Charcot-Marie-Tooth disease - caused by mutations in the DNM2 gene

Researchers have identified a few DNM2 gene mutations that cause a form of Charcot-Marie-Tooth disease known as dominant intermediate B. One mutation replaces the protein building block (amino acid) lysine with the amino acid glutamic acid at position 558 (written as Lys558Glu) in the dynamin 2 protein. As a result of other mutations, dynamin 2 is missing one or more amino acids.

In addition, at least three DNM2 gene mutations have been identified in individuals with another form of Charcot-Marie-Tooth disease called type 2. These mutations change or delete a single amino acid in dynamin 2.

DNM2 gene mutations affect the activity of the dynamin 2 protein. These mutations may disrupt endocytosis, interfere with the arrangement of microtubules in the cytoskeleton, and disturb cellular organization. Researchers suggest that the mutations may also cause dysfunction of the Schwann cells that surround nerves. Schwann cells form myelin sheaths, which are the fatty coverings that insulate and protect certain nerve cells and promote the efficient transmission of nerve impulses. It is unclear how DNM2 gene mutations cause the signs and symptoms of Charcot-Marie-Tooth disease.

Where is the DNM2 gene located?

Cytogenetic Location: 19p13.2

Molecular Location on chromosome 19: base pairs 10,718,052 to 10,831,909

The DNM2 gene is located on the short (p) arm of chromosome 19 at position 13.2.

The DNM2 gene is located on the short (p) arm of chromosome 19 at position 13.2.

More precisely, the DNM2 gene is located from base pair 10,718,052 to base pair 10,831,909 on chromosome 19.

See How do geneticists indicate the location of a gene? in the Handbook.

Where can I find additional information about DNM2?

You and your healthcare professional may find the following resources about DNM2 helpful.

You may also be interested in these resources, which are designed for genetics professionals and researchers.

What other names do people use for the DNM2 gene or gene products?

  • CMTDI1
  • DYN2
  • dynamin II

Where can I find general information about genes?

The Handbook provides basic information about genetics in clear language.

These links provide additional genetics resources that may be useful.

What glossary definitions help with understanding DNM2?

acids ; amino acid ; cell ; cell division ; cell membrane ; centrosome ; cytoskeleton ; DNA ; endocytosis ; exon ; gene ; glutamic acid ; lysine ; mutation ; protein ; Schwann cells ; vesicle

You may find definitions for these and many other terms in the Genetics Home Reference Glossary.

See also Understanding Medical Terminology.

References (15 links)

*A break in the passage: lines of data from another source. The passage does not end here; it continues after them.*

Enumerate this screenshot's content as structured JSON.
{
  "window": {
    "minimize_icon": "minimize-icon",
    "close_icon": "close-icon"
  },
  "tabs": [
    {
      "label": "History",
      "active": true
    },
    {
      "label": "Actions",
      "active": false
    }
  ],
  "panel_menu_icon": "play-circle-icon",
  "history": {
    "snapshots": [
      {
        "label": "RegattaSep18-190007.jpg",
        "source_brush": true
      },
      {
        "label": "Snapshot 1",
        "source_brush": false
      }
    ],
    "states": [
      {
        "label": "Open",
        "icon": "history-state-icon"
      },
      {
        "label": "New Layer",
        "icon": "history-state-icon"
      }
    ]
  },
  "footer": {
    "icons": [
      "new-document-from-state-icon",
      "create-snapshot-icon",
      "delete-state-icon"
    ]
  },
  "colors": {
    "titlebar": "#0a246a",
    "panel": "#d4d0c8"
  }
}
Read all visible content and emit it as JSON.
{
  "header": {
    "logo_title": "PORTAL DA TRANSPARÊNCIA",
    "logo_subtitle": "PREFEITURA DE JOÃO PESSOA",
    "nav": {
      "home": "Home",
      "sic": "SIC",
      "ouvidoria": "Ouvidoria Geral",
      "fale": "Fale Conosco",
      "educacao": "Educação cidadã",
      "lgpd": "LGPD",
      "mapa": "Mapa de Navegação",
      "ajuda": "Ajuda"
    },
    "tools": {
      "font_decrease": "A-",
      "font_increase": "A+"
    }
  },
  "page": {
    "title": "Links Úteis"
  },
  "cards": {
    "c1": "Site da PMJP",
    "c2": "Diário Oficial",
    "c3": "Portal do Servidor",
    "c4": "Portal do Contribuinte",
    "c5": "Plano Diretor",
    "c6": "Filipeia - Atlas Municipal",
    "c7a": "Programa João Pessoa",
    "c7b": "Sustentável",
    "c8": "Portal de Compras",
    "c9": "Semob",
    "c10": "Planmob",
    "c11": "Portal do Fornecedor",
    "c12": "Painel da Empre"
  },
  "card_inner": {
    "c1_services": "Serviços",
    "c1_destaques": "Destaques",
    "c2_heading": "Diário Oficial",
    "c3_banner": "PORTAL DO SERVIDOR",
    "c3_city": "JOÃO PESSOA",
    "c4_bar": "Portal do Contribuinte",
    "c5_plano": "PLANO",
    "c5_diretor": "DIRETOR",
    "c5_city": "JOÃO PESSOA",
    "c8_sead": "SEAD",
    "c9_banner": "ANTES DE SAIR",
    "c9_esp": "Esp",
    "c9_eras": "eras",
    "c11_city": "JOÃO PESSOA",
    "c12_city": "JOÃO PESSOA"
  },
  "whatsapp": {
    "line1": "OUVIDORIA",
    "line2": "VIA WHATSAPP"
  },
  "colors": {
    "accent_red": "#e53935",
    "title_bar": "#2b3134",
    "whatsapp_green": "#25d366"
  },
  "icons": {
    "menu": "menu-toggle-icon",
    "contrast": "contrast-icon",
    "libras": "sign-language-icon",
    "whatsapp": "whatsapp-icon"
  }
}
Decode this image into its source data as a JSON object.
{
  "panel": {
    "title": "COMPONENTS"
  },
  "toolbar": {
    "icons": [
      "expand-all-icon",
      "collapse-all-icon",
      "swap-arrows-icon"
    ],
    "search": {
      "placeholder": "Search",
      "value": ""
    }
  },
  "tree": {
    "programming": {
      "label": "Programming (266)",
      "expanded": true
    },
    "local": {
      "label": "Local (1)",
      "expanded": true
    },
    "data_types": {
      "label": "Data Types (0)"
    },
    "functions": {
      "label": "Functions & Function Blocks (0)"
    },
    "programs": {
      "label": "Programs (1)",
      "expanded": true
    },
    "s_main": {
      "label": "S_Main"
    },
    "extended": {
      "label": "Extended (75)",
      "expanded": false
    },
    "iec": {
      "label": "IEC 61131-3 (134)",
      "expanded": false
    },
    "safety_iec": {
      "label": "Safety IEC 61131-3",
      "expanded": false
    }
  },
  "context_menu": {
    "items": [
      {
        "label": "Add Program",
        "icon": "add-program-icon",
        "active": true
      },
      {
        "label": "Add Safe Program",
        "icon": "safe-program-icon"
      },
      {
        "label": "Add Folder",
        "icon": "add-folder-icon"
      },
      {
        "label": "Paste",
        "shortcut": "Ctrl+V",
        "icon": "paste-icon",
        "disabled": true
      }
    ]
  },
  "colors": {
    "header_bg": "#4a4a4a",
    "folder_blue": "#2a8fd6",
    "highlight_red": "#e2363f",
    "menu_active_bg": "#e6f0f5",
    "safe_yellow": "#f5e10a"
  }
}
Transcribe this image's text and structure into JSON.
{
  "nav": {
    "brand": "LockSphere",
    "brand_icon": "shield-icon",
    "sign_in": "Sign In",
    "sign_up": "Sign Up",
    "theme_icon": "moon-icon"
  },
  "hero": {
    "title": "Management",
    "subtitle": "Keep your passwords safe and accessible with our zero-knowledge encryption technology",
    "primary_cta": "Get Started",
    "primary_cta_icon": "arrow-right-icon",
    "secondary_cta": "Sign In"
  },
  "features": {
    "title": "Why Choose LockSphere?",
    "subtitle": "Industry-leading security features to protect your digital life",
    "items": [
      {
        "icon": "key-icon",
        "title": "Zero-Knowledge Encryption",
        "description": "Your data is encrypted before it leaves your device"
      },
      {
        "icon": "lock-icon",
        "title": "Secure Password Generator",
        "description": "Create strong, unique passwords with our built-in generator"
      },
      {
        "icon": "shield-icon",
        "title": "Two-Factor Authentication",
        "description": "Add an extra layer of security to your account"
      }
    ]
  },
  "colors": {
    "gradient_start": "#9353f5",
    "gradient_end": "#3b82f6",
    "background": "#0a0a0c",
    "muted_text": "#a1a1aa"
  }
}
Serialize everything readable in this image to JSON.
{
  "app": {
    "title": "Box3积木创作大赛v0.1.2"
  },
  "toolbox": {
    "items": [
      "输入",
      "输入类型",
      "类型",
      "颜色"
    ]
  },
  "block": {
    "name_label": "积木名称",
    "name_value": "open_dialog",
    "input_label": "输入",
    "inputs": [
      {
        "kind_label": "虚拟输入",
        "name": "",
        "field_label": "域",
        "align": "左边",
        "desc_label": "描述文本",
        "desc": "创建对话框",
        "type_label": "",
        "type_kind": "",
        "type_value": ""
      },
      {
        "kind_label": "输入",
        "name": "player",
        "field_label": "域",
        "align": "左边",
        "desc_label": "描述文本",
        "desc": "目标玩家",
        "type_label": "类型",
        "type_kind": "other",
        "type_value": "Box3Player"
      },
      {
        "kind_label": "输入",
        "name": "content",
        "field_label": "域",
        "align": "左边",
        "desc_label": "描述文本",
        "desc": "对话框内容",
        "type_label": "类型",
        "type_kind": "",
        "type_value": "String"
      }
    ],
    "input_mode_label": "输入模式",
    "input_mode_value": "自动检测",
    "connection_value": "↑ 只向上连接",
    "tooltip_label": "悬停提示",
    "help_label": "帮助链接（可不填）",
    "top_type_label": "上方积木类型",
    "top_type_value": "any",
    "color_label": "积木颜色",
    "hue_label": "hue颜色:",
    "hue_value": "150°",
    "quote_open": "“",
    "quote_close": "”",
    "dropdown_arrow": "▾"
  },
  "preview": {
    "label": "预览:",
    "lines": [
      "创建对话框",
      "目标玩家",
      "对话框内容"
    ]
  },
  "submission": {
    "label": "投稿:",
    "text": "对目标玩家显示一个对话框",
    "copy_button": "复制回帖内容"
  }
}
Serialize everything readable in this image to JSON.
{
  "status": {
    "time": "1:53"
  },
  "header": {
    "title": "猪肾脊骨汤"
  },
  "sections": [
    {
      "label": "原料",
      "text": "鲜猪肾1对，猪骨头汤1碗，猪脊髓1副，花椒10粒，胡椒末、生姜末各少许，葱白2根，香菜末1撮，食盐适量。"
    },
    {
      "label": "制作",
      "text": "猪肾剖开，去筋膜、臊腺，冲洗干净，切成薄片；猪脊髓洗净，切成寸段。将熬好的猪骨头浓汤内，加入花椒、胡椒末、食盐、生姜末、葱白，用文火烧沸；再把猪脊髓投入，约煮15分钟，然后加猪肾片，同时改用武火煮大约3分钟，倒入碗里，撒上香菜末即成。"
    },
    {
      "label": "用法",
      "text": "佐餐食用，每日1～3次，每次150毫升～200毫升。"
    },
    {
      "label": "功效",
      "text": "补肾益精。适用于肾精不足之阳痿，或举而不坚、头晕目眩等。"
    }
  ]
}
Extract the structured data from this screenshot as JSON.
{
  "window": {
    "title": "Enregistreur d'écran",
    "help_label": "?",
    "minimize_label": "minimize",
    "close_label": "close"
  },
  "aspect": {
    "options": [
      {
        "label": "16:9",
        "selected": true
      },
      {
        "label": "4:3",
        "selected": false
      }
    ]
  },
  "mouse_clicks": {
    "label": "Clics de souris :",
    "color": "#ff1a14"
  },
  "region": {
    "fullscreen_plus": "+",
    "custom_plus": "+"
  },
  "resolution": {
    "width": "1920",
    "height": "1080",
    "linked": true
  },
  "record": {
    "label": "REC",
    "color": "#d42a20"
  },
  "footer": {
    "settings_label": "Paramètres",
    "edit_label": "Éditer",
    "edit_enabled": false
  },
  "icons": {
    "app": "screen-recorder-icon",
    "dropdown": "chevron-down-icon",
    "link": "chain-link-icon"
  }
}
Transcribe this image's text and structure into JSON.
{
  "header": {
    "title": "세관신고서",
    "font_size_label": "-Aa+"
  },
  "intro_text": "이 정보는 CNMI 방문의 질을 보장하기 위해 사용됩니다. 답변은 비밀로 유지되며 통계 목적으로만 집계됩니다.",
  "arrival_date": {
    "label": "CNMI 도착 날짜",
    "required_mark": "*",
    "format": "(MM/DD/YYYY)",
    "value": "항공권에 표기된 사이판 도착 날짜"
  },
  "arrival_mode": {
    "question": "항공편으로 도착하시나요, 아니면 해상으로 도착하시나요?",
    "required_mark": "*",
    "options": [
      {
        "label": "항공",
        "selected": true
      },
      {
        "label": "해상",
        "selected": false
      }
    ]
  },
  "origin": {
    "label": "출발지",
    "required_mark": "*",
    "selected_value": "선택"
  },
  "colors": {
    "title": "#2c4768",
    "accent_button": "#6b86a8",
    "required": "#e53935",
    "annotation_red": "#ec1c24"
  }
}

The resources on this site should not be used as a substitute for professional medical care or advice. Users seeking information about a personal genetic disease, syndrome, or condition should consult with a qualified healthcare professional. See How can I find a genetics professional in my area? in the Handbook.

Reviewed: November 2010
Published: August 24, 2015